THE TASK: Copy every line of the material precisely.

PROVIDED DATA:
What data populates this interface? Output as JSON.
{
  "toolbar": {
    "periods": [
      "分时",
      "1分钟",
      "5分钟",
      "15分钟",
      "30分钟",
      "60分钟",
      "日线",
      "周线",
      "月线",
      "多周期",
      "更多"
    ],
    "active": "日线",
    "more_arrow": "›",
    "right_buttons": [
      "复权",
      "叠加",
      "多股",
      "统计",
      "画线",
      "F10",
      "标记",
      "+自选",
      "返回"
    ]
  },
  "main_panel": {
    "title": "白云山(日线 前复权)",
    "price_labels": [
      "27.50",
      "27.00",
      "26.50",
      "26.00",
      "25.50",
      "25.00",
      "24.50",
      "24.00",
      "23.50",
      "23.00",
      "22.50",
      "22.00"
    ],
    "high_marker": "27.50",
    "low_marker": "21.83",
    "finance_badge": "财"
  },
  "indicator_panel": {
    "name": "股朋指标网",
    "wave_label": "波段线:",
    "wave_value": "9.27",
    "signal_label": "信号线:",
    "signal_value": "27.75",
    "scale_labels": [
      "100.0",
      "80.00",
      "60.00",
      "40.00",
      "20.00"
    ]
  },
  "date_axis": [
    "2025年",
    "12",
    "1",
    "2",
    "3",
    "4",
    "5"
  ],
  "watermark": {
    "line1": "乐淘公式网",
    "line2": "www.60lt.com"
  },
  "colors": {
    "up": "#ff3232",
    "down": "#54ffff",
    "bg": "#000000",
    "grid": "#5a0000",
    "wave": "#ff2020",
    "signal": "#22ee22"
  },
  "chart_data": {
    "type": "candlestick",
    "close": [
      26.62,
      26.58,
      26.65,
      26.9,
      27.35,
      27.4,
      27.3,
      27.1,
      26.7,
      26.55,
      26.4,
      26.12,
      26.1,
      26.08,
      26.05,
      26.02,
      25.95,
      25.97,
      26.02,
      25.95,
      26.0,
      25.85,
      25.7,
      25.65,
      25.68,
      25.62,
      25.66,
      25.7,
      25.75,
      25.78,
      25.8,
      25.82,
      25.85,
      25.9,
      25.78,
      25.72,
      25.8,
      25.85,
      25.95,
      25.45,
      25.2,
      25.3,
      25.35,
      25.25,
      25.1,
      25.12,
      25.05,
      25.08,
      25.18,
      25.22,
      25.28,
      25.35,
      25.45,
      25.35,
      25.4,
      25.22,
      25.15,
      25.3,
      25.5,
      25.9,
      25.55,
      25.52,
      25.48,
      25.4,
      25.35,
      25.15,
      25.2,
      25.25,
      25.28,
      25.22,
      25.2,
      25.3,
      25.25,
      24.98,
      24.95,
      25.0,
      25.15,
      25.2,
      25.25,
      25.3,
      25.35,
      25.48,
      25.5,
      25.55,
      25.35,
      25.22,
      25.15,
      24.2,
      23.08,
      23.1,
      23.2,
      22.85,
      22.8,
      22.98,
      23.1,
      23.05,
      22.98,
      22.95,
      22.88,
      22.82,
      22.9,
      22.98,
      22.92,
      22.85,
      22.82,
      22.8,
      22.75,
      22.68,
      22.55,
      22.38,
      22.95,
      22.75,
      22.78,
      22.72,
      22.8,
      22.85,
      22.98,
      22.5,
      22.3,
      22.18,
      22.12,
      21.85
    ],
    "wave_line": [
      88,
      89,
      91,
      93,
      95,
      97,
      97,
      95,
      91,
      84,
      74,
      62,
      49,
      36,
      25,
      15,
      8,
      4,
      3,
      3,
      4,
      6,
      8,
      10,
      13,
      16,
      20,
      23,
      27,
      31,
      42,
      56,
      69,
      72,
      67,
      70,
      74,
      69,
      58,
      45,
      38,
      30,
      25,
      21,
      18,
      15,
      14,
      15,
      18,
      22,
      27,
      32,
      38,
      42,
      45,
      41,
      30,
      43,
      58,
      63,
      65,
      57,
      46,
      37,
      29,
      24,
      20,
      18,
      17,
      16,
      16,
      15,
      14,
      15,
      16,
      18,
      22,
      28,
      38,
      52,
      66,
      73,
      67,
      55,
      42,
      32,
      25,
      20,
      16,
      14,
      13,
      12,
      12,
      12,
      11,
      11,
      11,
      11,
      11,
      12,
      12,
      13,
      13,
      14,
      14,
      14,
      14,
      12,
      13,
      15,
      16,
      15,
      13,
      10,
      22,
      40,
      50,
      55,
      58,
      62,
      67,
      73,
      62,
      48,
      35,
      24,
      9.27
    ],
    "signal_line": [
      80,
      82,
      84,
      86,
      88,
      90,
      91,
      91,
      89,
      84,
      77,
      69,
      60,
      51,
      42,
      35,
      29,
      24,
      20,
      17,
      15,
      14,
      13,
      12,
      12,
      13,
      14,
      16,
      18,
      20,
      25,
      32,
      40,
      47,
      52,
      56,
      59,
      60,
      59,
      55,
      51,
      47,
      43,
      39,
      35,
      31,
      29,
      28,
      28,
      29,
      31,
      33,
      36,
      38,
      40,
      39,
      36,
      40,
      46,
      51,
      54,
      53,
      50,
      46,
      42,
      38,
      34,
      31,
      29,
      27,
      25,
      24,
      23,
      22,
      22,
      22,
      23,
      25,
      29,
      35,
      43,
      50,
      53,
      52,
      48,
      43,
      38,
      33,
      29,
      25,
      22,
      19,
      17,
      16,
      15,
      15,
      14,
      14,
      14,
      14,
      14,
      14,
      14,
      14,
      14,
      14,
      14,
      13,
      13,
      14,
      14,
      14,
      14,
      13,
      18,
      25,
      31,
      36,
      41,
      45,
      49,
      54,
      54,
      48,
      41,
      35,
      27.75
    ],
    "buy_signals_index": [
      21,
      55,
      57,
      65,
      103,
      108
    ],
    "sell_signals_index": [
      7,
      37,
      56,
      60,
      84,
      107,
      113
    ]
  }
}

REPLY TO THE TASK:
What data populates this interface? Output as JSON.
{
  "toolbar": {
    "periods": [
      "分时",
      "1分钟",
      "5分钟",
      "15分钟",
      "30分钟",
      "60分钟",
      "日线",
      "周线",
      "月线",
      "多周期",
      "更多"
    ],
    "active": "日线",
    "more_arrow": "›",
    "right_buttons": [
      "复权",
      "叠加",
      "多股",
      "统计",
      "画线",
      "F10",
      "标记",
      "+自选",
      "返回"
    ]
  },
  "main_panel": {
    "title": "白云山(日线 前复权)",
    "price_labels": [
      "27.50",
      "27.00",
      "26.50",
      "26.00",
      "25.50",
      "25.00",
      "24.50",
      "24.00",
      "23.50",
      "23.00",
      "22.50",
      "22.00"
    ],
    "high_marker": "27.50",
    "low_marker": "21.83",
    "finance_badge": "财"
  },
  "indicator_panel": {
    "name": "股朋指标网",
    "wave_label": "波段线:",
    "wave_value": "9.27",
    "signal_label": "信号线:",
    "signal_value": "27.75",
    "scale_labels": [
      "100.0",
      "80.00",
      "60.00",
      "40.00",
      "20.00"
    ]
  },
  "date_axis": [
    "2025年",
    "12",
    "1",
    "2",
    "3",
    "4",
    "5"
  ],
  "watermark": {
    "line1": "乐淘公式网",
    "line2": "www.60lt.com"
  },
  "colors": {
    "up": "#ff3232",
    "down": "#54ffff",
    "bg": "#000000",
    "grid": "#5a0000",
    "wave": "#ff2020",
    "signal": "#22ee22"
  },
  "chart_data": {
    "type": "candlestick",
    "close": [
      26.62,
      26.58,
      26.65,
      26.9,
      27.35,
      27.4,
      27.3,
      27.1,
      26.7,
      26.55,
      26.4,
      26.12,
      26.1,
      26.08,
      26.05,
      26.02,
      25.95,
      25.97,
      26.02,
      25.95,
      26.0,
      25.85,
      25.7,
      25.65,
      25.68,
      25.62,
      25.66,
      25.7,
      25.75,
      25.78,
      25.8,
      25.82,
      25.85,
      25.9,
      25.78,
      25.72,
      25.8,
      25.85,
      25.95,
      25.45,
      25.2,
      25.3,
      25.35,
      25.25,
      25.1,
      25.12,
      25.05,
      25.08,
      25.18,
      25.22,
      25.28,
      25.35,
      25.45,
      25.35,
      25.4,
      25.22,
      25.15,
      25.3,
      25.5,
      25.9,
      25.55,
      25.52,
      25.48,
      25.4,
      25.35,
      25.15,
      25.2,
      25.25,
      25.28,
      25.22,
      25.2,
      25.3,
      25.25,
      24.98,
      24.95,
      25.0,
      25.15,
      25.2,
      25.25,
      25.3,
      25.35,
      25.48,
      25.5,
      25.55,
      25.35,
      25.22,
      25.15,
      24.2,
      23.08,
      23.1,
      23.2,
      22.85,
      22.8,
      22.98,
      23.1,
      23.05,
      22.98,
      22.95,
      22.88,
      22.82,
      22.9,
      22.98,
      22.92,
      22.85,
      22.82,
      22.8,
      22.75,
      22.68,
      22.55,
      22.38,
      22.95,
      22.75,
      22.78,
      22.72,
      22.8,
      22.85,
      22.98,
      22.5,
      22.3,
      22.18,
      22.12,
      21.85
    ],
    "wave_line": [
      88,
      89,
      91,
      93,
      95,
      97,
      97,
      95,
      91,
      84,
      74,
      62,
      49,
      36,
      25,
      15,
      8,
      4,
      3,
      3,
      4,
      6,
      8,
      10,
      13,
      16,
      20,
      23,
      27,
      31,
      42,
      56,
      69,
      72,
      67,
      70,
      74,
      69,
      58,
      45,
      38,
      30,
      25,
      21,
      18,
      15,
      14,
      15,
      18,
      22,
      27,
      32,
      38,
      42,
      45,
      41,
      30,
      43,
      58,
      63,
      65,
      57,
      46,
      37,
      29,
      24,
      20,
      18,
      17,
      16,
      16,
      15,
      14,
      15,
      16,
      18,
      22,
      28,
      38,
      52,
      66,
      73,
      67,
      55,
      42,
      32,
      25,
      20,
      16,
      14,
      13,
      12,
      12,
      12,
      11,
      11,
      11,
      11,
      11,
      12,
      12,
      13,
      13,
      14,
      14,
      14,
      14,
      12,
      13,
      15,
      16,
      15,
      13,
      10,
      22,
      40,
      50,
      55,
      58,
      62,
      67,
      73,
      62,
      48,
      35,
      24,
      9.27
    ],
    "signal_line": [
      80,
      82,
      84,
      86,
      88,
      90,
      91,
      91,
      89,
      84,
      77,
      69,
      60,
      51,
      42,
      35,
      29,
      24,
      20,
      17,
      15,
      14,
      13,
      12,
      12,
      13,
      14,
      16,
      18,
      20,
      25,
      32,
      40,
      47,
      52,
      56,
      59,
      60,
      59,
      55,
      51,
      47,
      43,
      39,
      35,
      31,
      29,
      28,
      28,
      29,
      31,
      33,
      36,
      38,
      40,
      39,
      36,
      40,
      46,
      51,
      54,
      53,
      50,
      46,
      42,
      38,
      34,
      31,
      29,
      27,
      25,
      24,
      23,
      22,
      22,
      22,
      23,
      25,
      29,
      35,
      43,
      50,
      53,
      52,
      48,
      43,
      38,
      33,
      29,
      25,
      22,
      19,
      17,
      16,
      15,
      15,
      14,
      14,
      14,
      14,
      14,
      14,
      14,
      14,
      14,
      14,
      14,
      13,
      13,
      14,
      14,
      14,
      14,
      13,
      18,
      25,
      31,
      36,
      41,
      45,
      49,
      54,
      54,
      48,
      41,
      35,
      27.75
    ],
    "buy_signals_index": [
      21,
      55,
      57,
      65,
      103,
      108
    ],
    "sell_signals_index": [
      7,
      37,
      56,
      60,
      84,
      107,
      113
    ]
  }
}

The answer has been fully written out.